== DATA FOR THIS EXERCISE ==
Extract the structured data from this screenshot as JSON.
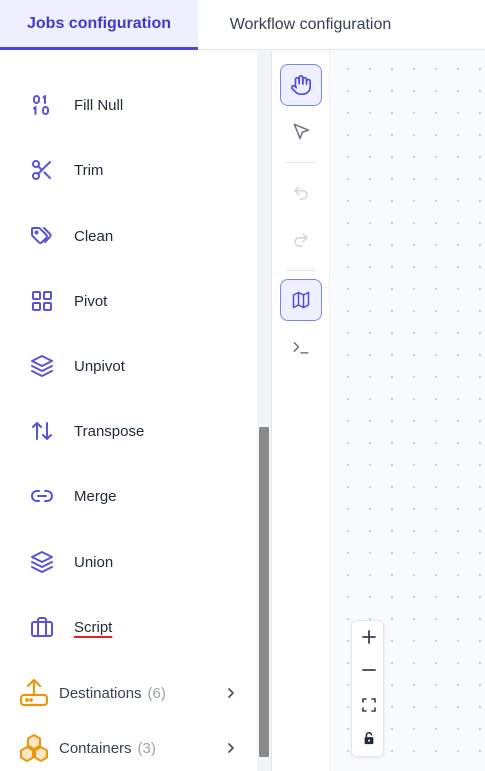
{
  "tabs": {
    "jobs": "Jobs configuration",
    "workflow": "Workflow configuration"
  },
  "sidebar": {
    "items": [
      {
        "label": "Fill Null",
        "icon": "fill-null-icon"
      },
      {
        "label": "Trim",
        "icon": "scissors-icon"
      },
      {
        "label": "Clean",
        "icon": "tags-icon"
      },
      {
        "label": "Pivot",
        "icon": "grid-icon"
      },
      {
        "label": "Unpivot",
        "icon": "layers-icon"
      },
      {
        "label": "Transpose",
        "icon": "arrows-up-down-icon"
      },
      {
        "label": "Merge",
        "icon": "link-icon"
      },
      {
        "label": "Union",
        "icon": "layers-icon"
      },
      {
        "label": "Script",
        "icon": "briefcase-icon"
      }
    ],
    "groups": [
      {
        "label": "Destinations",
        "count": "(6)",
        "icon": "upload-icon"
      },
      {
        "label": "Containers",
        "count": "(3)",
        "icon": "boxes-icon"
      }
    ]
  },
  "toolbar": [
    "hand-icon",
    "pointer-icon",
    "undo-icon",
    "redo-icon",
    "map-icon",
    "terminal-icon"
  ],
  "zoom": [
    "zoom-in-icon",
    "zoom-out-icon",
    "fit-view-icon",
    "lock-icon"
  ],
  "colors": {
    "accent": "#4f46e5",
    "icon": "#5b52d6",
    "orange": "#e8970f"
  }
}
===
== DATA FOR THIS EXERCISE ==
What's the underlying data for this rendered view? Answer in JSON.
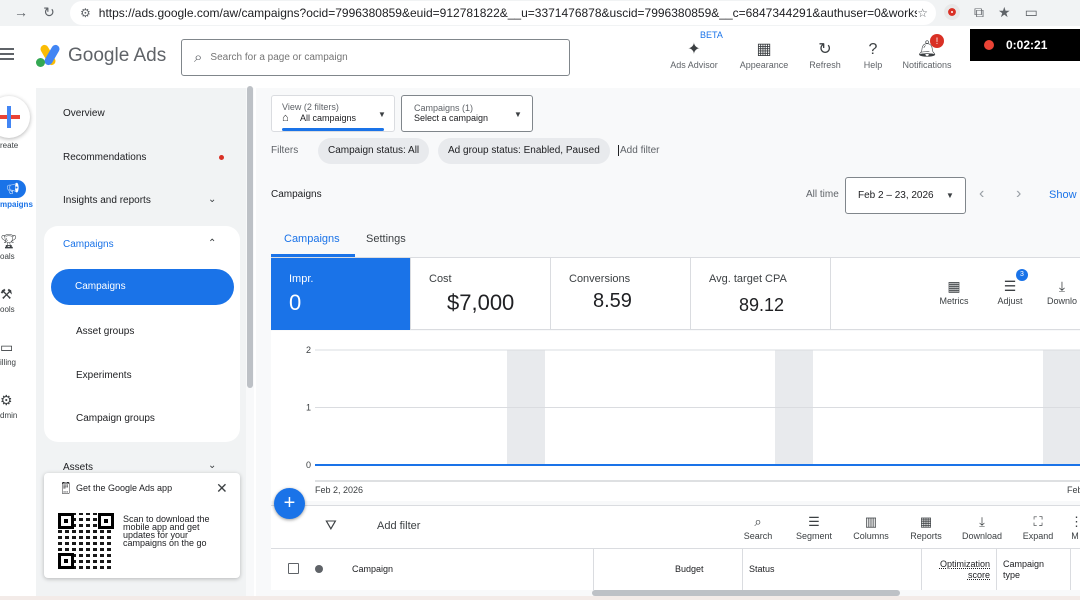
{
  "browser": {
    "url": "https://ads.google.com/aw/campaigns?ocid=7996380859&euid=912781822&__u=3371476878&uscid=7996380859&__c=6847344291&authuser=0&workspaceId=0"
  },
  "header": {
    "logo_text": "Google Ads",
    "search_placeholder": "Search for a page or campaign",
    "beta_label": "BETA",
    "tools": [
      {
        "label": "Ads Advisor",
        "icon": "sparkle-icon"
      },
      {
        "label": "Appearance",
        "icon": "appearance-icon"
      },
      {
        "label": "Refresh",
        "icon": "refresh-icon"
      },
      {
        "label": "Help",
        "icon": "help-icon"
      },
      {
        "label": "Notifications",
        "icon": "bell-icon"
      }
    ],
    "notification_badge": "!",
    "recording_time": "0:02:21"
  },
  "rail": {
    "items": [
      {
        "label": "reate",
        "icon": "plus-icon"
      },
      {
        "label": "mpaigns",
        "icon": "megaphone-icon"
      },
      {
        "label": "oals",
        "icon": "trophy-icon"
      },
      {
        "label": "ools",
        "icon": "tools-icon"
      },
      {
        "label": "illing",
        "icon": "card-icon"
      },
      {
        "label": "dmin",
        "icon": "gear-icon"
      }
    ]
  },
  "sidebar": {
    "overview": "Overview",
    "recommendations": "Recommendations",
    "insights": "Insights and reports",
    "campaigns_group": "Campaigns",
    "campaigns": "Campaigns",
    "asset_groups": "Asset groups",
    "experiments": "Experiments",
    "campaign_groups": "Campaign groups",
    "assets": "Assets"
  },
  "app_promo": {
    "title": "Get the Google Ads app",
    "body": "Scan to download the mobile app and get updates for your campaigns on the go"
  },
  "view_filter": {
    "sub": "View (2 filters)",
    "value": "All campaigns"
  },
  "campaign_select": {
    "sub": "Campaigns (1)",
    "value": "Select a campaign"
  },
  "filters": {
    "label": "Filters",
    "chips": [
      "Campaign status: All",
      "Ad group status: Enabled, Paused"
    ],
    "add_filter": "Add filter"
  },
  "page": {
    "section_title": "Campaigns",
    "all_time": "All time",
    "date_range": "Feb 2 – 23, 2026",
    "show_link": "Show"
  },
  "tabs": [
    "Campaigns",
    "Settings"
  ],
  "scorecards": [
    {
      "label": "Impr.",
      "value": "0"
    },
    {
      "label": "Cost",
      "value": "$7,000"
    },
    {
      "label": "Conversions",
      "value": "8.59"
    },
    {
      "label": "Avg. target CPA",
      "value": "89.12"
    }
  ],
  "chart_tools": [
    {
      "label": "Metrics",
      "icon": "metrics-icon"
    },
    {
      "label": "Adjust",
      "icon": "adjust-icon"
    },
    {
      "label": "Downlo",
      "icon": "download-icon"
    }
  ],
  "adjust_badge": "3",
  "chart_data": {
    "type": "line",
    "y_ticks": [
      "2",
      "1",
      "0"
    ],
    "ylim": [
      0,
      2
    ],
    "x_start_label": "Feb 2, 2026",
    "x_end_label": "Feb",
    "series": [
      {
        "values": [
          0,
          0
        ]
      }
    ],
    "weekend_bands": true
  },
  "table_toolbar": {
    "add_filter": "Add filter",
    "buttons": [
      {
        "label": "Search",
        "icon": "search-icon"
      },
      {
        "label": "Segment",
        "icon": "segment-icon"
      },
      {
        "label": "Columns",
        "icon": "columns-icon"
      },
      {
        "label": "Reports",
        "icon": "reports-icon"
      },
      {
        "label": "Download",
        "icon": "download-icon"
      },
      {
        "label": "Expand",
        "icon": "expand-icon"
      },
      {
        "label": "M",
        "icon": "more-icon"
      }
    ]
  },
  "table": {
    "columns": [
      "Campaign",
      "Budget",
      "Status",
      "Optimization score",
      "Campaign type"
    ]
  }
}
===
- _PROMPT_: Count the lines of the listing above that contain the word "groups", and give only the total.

- _RESPONSE AREA_: 3